Appearance and Design
There is an outer grey background with a central white background. The black title pane features brain-related photos and micrographs. The articles are typically several paragraphs long, referenced and feature illustrative photos or micrographs. Comments are enabled and articles also use category tags. In the right hand pane, there are links to other blogs, labs, recent posts, comments. Articles are indexed according to categories but I wasn’t able to identify a chronological index at the time of writing.
The blog is described in the about section thus:-
‘Brain Windows is a blog devoted to reporting, analyzing and interpreting the latest results in the field of brain imaging technologies, particularly at the levels of systems, circuits, single cells and below‘
In this post for instance, a new experimental technique is described which is quite esoteric and was undertaken in hippocampal neurons. The hippocampus is an area that plays an important role in the pathology of Alzheimer’s Disease and therefore this area of research may directly or indirectly have applications in this area. A number of the articles are highly specialised and will probably appeal to a highly selective audience. However there are other articles such as this which features notes taken at meetings giving a broad overview of some of the research that has been presented. Hines explains the methodology in this PNAS paper and I was able to understand most of it, which is testimony to his skills given that my unfamiliarity with this specialised area of complex and highly technical research. Hines looks at another PNAS paper in this article which in contrast is a top-down computational model by Edelman and colleagues. There are links to a number of movies on cellular biology here.and also in this post (this one worked in my browser without the need for further plug-ins). An interesting philosophical concept is discussed in this article – can a biologist reverse engineer a radio. This was a particularly useful post and the issue of how to rapidly get up to speed in a very specialised area is an important one.

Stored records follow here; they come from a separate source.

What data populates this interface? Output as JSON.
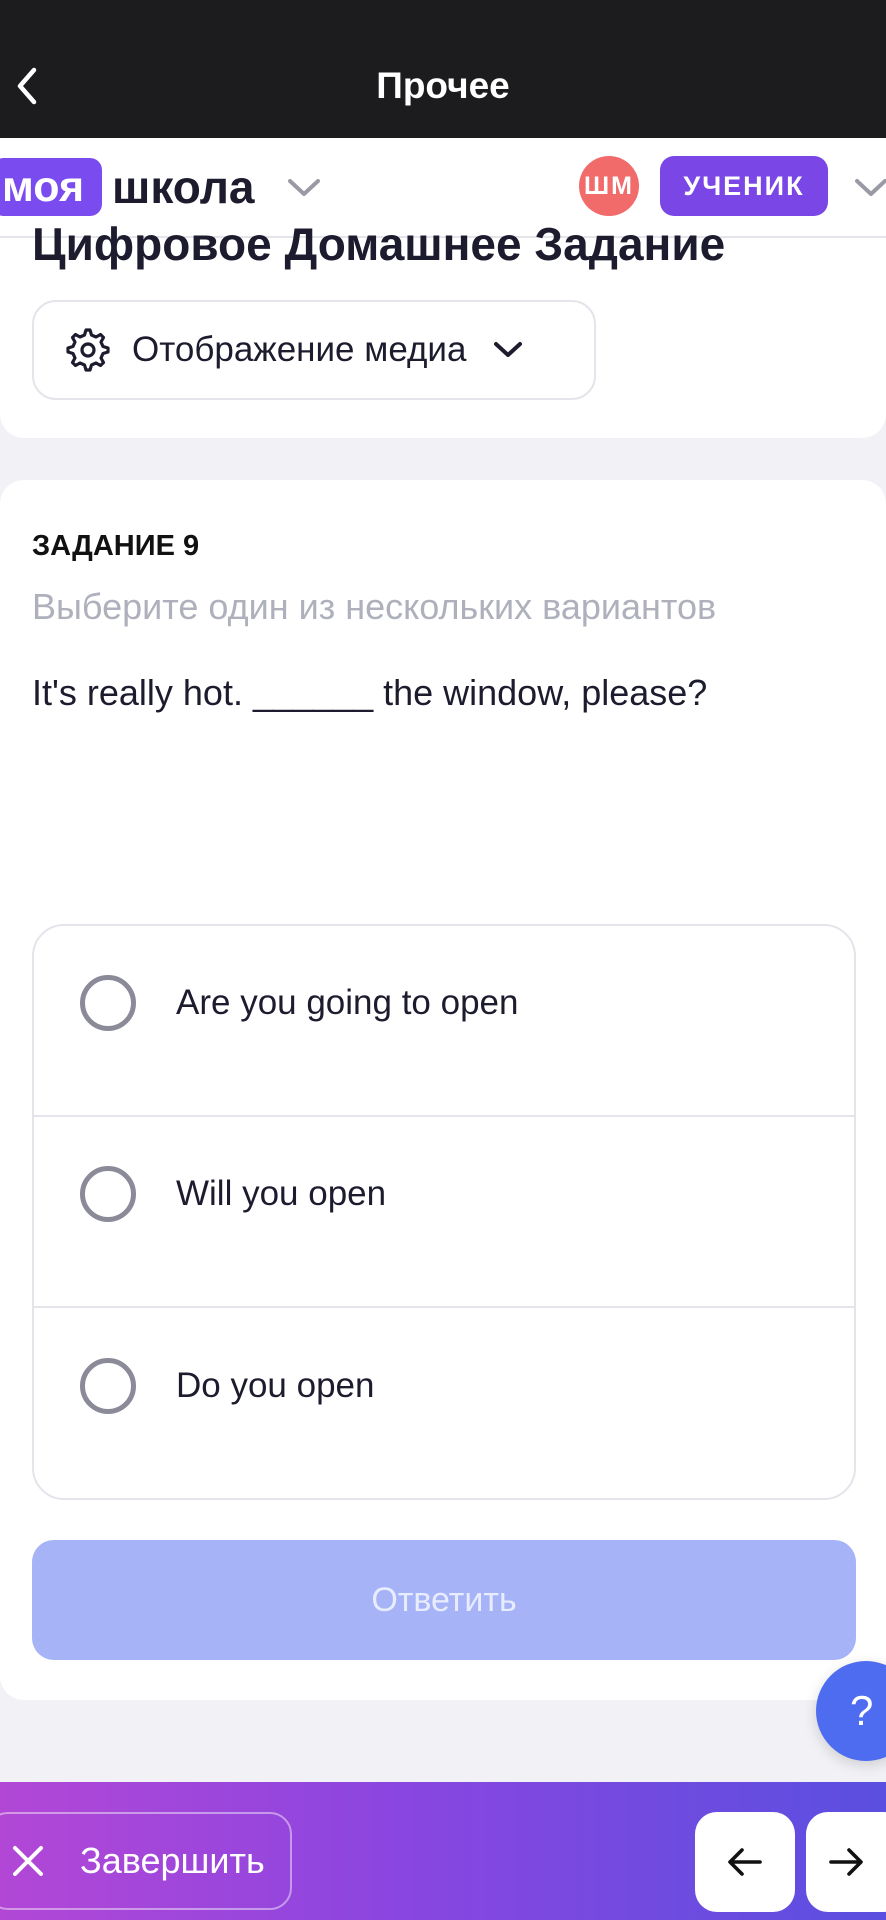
{
  "topbar": {
    "title": "Прочее",
    "back_icon": "chevron-left-icon"
  },
  "school": {
    "brand_highlight": "моя",
    "brand_rest": "школа",
    "avatar_initials": "ШМ",
    "role": "УЧЕНИК"
  },
  "page": {
    "title": "Цифровое Домашнее Задание",
    "media_button_label": "Отображение медиа"
  },
  "task": {
    "number_label": "ЗАДАНИЕ 9",
    "hint": "Выберите один из нескольких вариантов",
    "question": "It's really hot. ______ the window, please?",
    "options": [
      {
        "label": "Are you going to open"
      },
      {
        "label": "Will you open"
      },
      {
        "label": "Do you open"
      }
    ],
    "submit_label": "Ответить"
  },
  "help": {
    "label": "?"
  },
  "bottombar": {
    "finish_label": "Завершить"
  },
  "colors": {
    "brand": "#7a4cf0",
    "avatar": "#f26b6b",
    "submit_disabled": "#a6b3f7",
    "help": "#4d6cf0"
  }
}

I thought this was well written and that many of the posts are highly specialised. I particularly liked the posts which explained tricky experiments in detail as well as the links to resources that are useful to readers such as myself with a limited knowledge of this area of research i.e videos and review articles.
You can find an index of the site here. The page contains links to all of the articles in the blog in chronological order.

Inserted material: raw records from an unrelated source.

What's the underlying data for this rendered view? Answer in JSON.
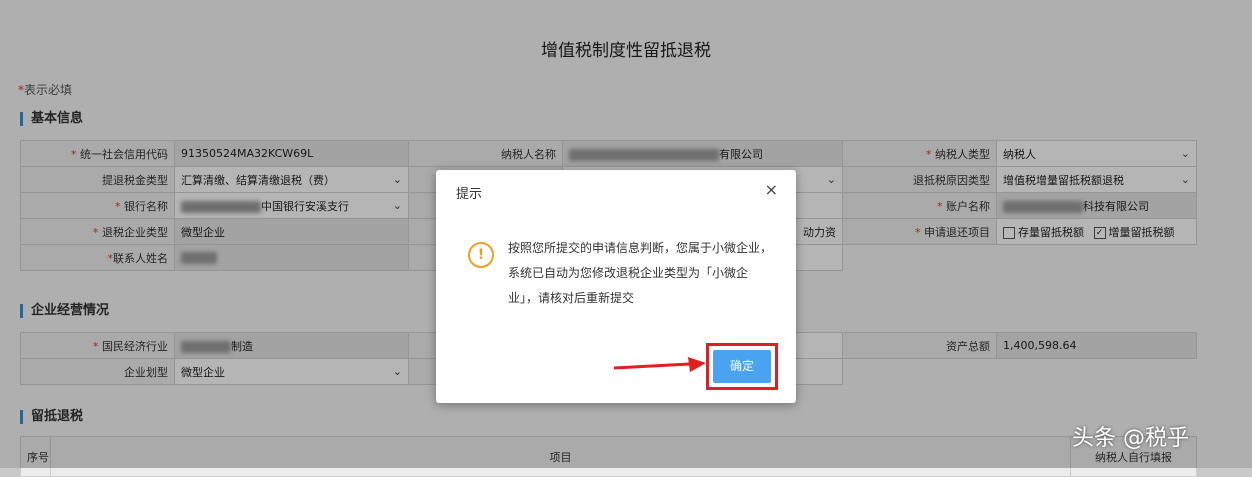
{
  "page": {
    "title": "增值税制度性留抵退税",
    "required_star": "*",
    "required_note": "表示必填"
  },
  "basic_info": {
    "section_title": "基本信息",
    "credit_code_label": "统一社会信用代码",
    "credit_code_value": "91350524MA32KCW69L",
    "taxpayer_name_label": "纳税人名称",
    "taxpayer_name_suffix": "有限公司",
    "taxpayer_type_label": "纳税人类型",
    "taxpayer_type_value": "纳税人",
    "refund_method_label": "提退税金类型",
    "refund_method_value": "汇算清缴、结算清缴退税（费）",
    "refund_reason_label": "退抵税原因类型",
    "refund_reason_value": "增值税增量留抵税额退税",
    "bank_name_label": "银行名称",
    "bank_name_suffix": "中国银行安溪支行",
    "account_name_label": "账户名称",
    "account_name_suffix": "科技有限公司",
    "enterprise_type_label": "退税企业类型",
    "enterprise_type_value": "微型企业",
    "partial_text": "动力资",
    "refund_item_label": "申请退还项目",
    "option_stock": "存量留抵税额",
    "option_incremental": "增量留抵税额",
    "contact_label": "联系人姓名"
  },
  "operations": {
    "section_title": "企业经营情况",
    "industry_label": "国民经济行业",
    "industry_suffix": "制造",
    "total_assets_label": "资产总额",
    "total_assets_value": "1,400,598.64",
    "enterprise_scale_label": "企业划型",
    "enterprise_scale_value": "微型企业"
  },
  "retention": {
    "section_title": "留抵退税",
    "col_seq": "序号",
    "col_item": "项目",
    "col_last": "纳税人自行填报"
  },
  "dialog": {
    "title": "提示",
    "close": "×",
    "icon": "!",
    "message": "按照您所提交的申请信息判断，您属于小微企业，系统已自动为您修改退税企业类型为「小微企业」，请核对后重新提交",
    "ok_label": "确定"
  },
  "watermark": "头条 @税乎",
  "colors": {
    "primary_button": "#4aa3f0",
    "highlight_frame": "#e02020",
    "warning_icon": "#f0a020",
    "section_accent": "#3b8bd9"
  }
}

You can follow ‘The Amazing World of Psychiatry’ Twitter by clicking on this link
You can listen to this post on Odiogo by clicking on this link (there may be a small delay between publishing of the blog article and the availability of the podcast).
You can follow the TAWOP Channel on YouTube by clicking on this link
If you have any comments, you can leave them below or alternatively e-mail firstname.lastname@example.org
The comments made here represent the opinions of the author and do not represent the profession or any body/organisation. The comments made here are not meant as a source of medical advice and those seeking medical advice are advised to consult with their own doctor. The author is not responsible for the contents of any external sites that are linked to in this blog.